 to make war against Sir Launcelot, and laid siege to
 his castle called Joyous Gard
 ALAS, said Sir Gawaine, now is my joy gone.  And then
 he fell down and swooned, and long he lay there as he had
 been dead.  And then, when he arose of his swoon, he
 cried out sorrowfully, and said:  Alas!  And right so Sir
 Gawaine ran to the king, crying and weeping:  O King
 Arthur, mine uncle, my good brother Sir Gareth is slain,
 and so is my brother Sir Gaheris, the which were two
 noble knights.  Then the king wept, and he both; and so
 they fell a-swooning.  And when they were revived then
 spake Sir Gawaine:  Sir, I will go see my brother, Sir
 Gareth.  Ye may not see him, said the king, for I caused
 him to be interred, and Sir Gaheris both; for I well
 understood that ye would make over-much sorrow, and the sight
 of Sir Gareth should have caused your double sorrow.
 Alas, my lord, said Sir Gawaine, how slew he my brother,
 Sir Gareth?  Mine own good lord I pray you tell me.
 Truly, said the king, I shall tell you how it is told me, Sir
 Launcelot slew him and Sir Gaheris both.  Alas, said Sir
 Gawaine, they bare none arms against him, neither of them
 both.  I wot not how it was, said the king, but as it is
 said, Sir Launcelot slew them both in the thickest of the
 press and knew them not; and therefore let us shape a
 remedy for to revenge their deaths.
 My king, my lord, and mine uncle, said Sir Gawaine,
 wit you well now I shall make you a promise that I shall
 hold by my knighthood, that from this day I shall never
 fail Sir Launcelot until the one of us have slain the other.
 And therefore I require you, my lord and king, dress you
 to the war, for wit you well I will be revenged upon Sir
 Launcelot; and therefore, as ye will have my service and
 my love, now haste you thereto, and assay your friends.
 For I promise unto God, said Sir Gawaine, for the death
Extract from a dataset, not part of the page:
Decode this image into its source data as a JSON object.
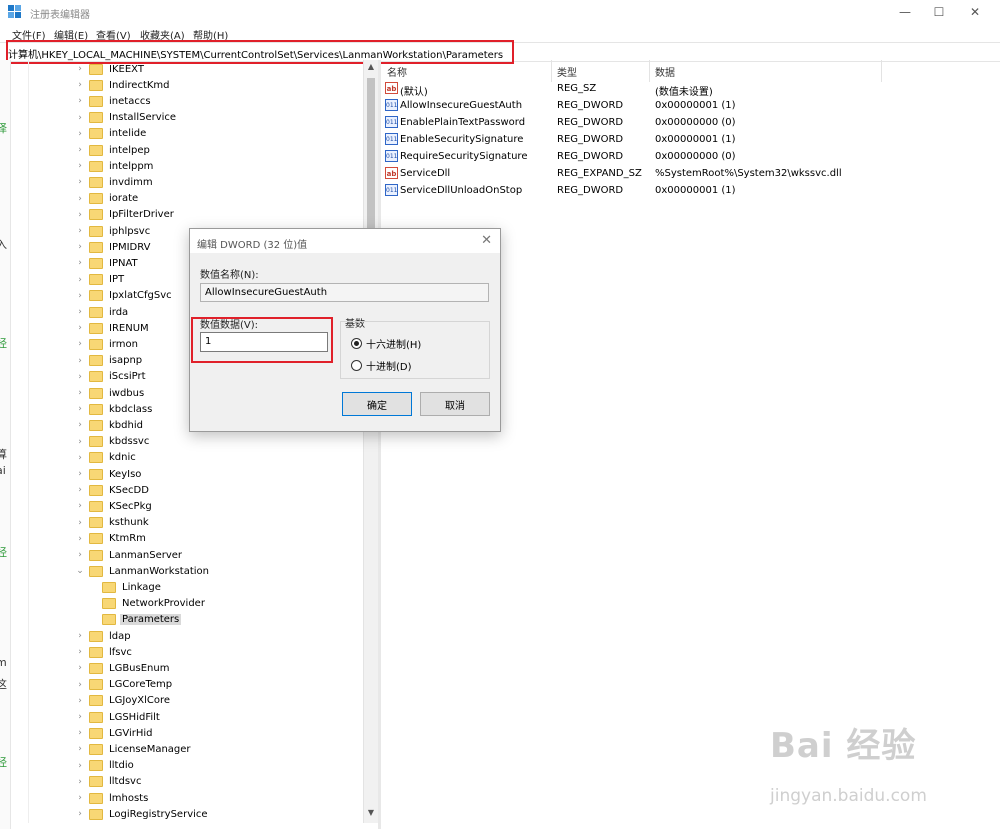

 of my brother, Sir Gareth, I shall seek Sir Launcelot
 throughout seven kings' realms, but I shall slay him or else
 he shall slay me.  Ye shall not need to seek him so far,
 said the king, for as I hear say, Sir Launcelot will abide
 me and you in the Joyous Gard; and much people draweth
 unto him, as I hear say.  That may I believe, said Sir
 Gawaine; but my lord, he said, assay your friends, and I
 will assay mine.  It shall be done, said the king, and as I
 suppose I shall be big enough to draw him out of the
 biggest tower of his castle.
 So then the king sent letters and writs throughout all
 England, both in the length and the breadth, for to assummon
 all his knights.  And so unto Arthur drew many knights,
 dukes, and earls, so that he had a great host.  And when
 they were assembled, the king informed them how Sir
 Launcelot had bereft him his queen.  Then the king and all
 his host made them ready to lay siege about Sir Launcelot,
 where he lay within Joyous Gard.  Thereof heard Sir
 Launcelot, and purveyed him of many good knights, for
 with him held many knights; and some for his own sake,
 and some for the queen's sake.  Thus they were on both
 parties well furnished and garnished of all manner of thing
 that longed to the war.  But King Arthur's host was so
 big that Sir Launcelot would not abide him in the field,
 for he was full loath to do battle against the king; but Sir
 Launcelot drew him to his strong castle with all manner of
 victual, and as many noble men as he might suffice within
 the town and the castle.  Then came King Arthur with
 Sir Gawaine with an huge host, and laid a siege all about
 Joyous Gard, both at the town and at the castle, and there
 they made strong war on both parties.  But in no wise Sir
 Launcelot would ride out, nor go out of his castle, of long
 time; neither he would none of his good knights to issue
 out, neither none of the town nor of the castle, until fifteen
 weeks were past.